• STUDY MATERIAL:
*** Begin section ***
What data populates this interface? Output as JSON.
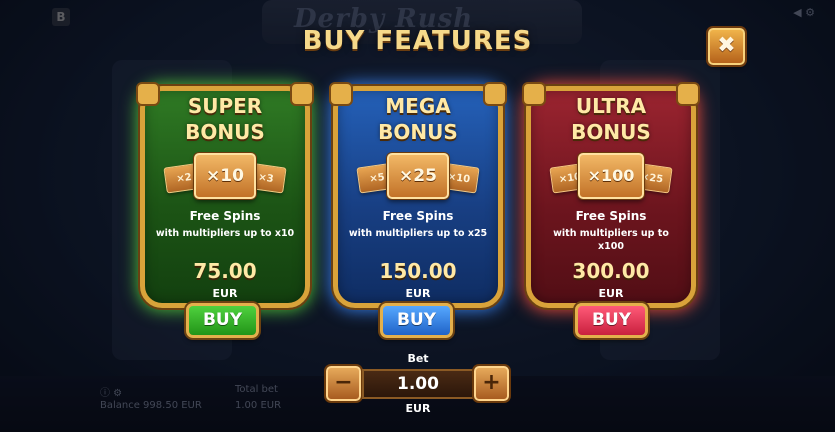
{
  "header": {
    "title": "BUY FEATURES",
    "close_glyph": "✖"
  },
  "background": {
    "game_title": "Derby Rush",
    "logo_letter": "B",
    "balance": "Balance 998.50 EUR",
    "total_bet_label": "Total bet",
    "total_bet_value": "1.00 EUR"
  },
  "features": [
    {
      "name": "SUPER\nBONUS",
      "multiplier": "×10",
      "side_left": "×2",
      "side_right": "×3",
      "spins_title": "Free Spins",
      "description": "with multipliers up to x10",
      "price": "75.00",
      "currency": "EUR",
      "buy_label": "BUY",
      "accent": "#2f7a24"
    },
    {
      "name": "MEGA\nBONUS",
      "multiplier": "×25",
      "side_left": "×5",
      "side_right": "×10",
      "spins_title": "Free Spins",
      "description": "with multipliers up to x25",
      "price": "150.00",
      "currency": "EUR",
      "buy_label": "BUY",
      "accent": "#2460b8"
    },
    {
      "name": "ULTRA\nBONUS",
      "multiplier": "×100",
      "side_left": "×10",
      "side_right": "×25",
      "spins_title": "Free Spins",
      "description": "with multipliers up to x100",
      "price": "300.00",
      "currency": "EUR",
      "buy_label": "BUY",
      "accent": "#9b2430"
    }
  ],
  "bet": {
    "label": "Bet",
    "value": "1.00",
    "currency": "EUR",
    "minus": "−",
    "plus": "+"
  },
  "colors": {
    "title_gold": "#f6d98a",
    "frame_gold": "#d9a33a"
  }
}
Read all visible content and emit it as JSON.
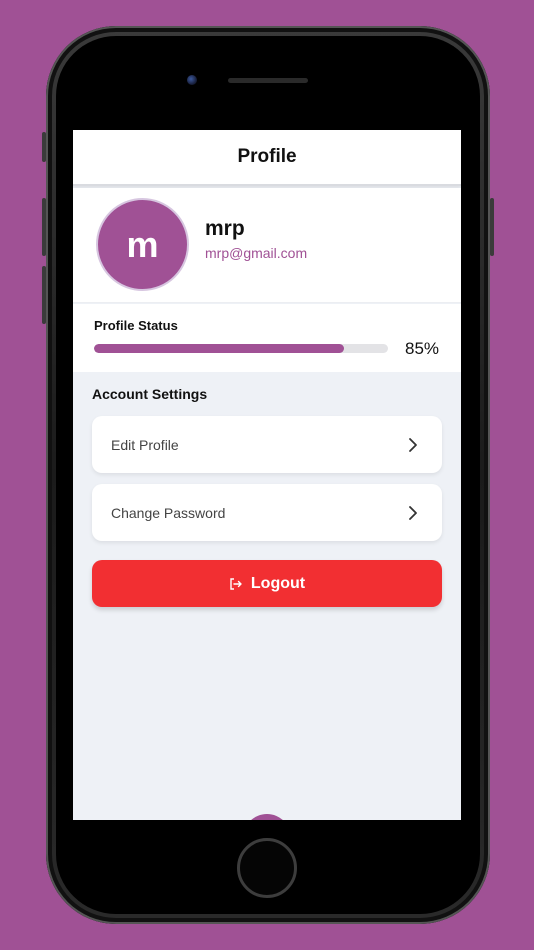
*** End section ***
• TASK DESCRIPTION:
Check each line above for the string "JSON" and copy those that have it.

• ANSWER SECTION:
What data populates this interface? Output as JSON.
Read all visible content and emit it as JSON.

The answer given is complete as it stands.